In Israel, there are two major bodies of water: the Sea of Galilee (a.k.a. the Kinneret) and the Dead Sea (though both are really lakes). Although they are in the same country and connected by a common river (the Jordan), the two couldn’t be more different. The Sea of Galilee is fed by the Jordan River and teaming with life. It contains 27 species of fish, some found nowhere else in the world. Its sweet waters serve as the heart of the water supply system for Israel. It’s shores are lush with vegetation.
The Dead Sea, on the other hand, didn’t get its name for nothing. There are no fish, no fishermen, no vegetation on its shores… It’s twice as wide and almost four times as long as the Sea of Galilee, but the Dead Sea is toxic and bitter. So much so that there is no life in it or around it.

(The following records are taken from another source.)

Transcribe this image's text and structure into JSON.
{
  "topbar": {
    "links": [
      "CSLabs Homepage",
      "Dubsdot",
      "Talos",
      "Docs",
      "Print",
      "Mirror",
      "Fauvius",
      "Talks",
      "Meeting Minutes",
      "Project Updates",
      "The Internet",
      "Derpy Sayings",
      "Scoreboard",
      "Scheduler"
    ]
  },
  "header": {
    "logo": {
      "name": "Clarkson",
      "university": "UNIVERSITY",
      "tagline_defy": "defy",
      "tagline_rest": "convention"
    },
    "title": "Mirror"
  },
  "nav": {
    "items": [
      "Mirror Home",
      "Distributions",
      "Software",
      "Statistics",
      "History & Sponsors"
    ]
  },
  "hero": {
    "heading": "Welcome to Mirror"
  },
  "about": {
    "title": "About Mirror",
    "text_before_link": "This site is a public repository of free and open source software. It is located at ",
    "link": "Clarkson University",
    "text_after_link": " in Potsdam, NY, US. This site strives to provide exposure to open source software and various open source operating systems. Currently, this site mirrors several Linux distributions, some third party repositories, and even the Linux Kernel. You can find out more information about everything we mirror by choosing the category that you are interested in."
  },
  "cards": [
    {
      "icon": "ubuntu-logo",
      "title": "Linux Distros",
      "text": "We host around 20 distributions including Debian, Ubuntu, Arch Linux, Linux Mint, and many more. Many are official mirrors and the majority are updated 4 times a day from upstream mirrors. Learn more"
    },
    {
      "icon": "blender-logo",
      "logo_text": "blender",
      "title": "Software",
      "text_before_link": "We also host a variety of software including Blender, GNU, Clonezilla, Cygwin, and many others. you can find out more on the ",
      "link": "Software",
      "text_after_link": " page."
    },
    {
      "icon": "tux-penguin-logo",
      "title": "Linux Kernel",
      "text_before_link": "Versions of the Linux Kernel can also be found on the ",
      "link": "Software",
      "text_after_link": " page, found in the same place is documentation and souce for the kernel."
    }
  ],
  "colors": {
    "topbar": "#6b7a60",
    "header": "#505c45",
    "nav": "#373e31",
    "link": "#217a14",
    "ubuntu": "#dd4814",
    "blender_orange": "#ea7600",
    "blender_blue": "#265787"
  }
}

Why? The Sea of Galilee receives nutrients and water from the Jordan River. It then empties into the Jordan River, which begins again at the lake’s south end. The Jordan then takes the nutrients throughout the Jordan River Basin, snaking 200 miles before it reaches the Dead Sea. But that’s where it all ends. Nutrients from the Dead Sea stay in the Dead Sea. It doesn’t share any of its wealth with the valley below it. Seven million gallons of water evaporate from the lake daily in the hot desert environment, and the water that’s left is so mineral-rich that it can’t support life. Scientists estimate that it has a mineral concentration between 26% and 35%.
The two bodies of water serve as a good metaphor for a spiritual principle. When you share your gifts and resources freely, you receive much more in return. Whatever you jealously clutch and keep for yourself stagnates and eventually chokes the life out of you.
“Sea of Galilee people” have an abundance mentality. They know that if they give freely, there will always be more coming their way. They never worry that the supply of blessings will dry up. “Dead Sea people” have a scarcity mentality. They fear that sharing their riches will make them poorer. What they don’t understand is that the only reason they were given the gifts and resources in the first place was so that they would pass them along.
If you want to keep it, share it.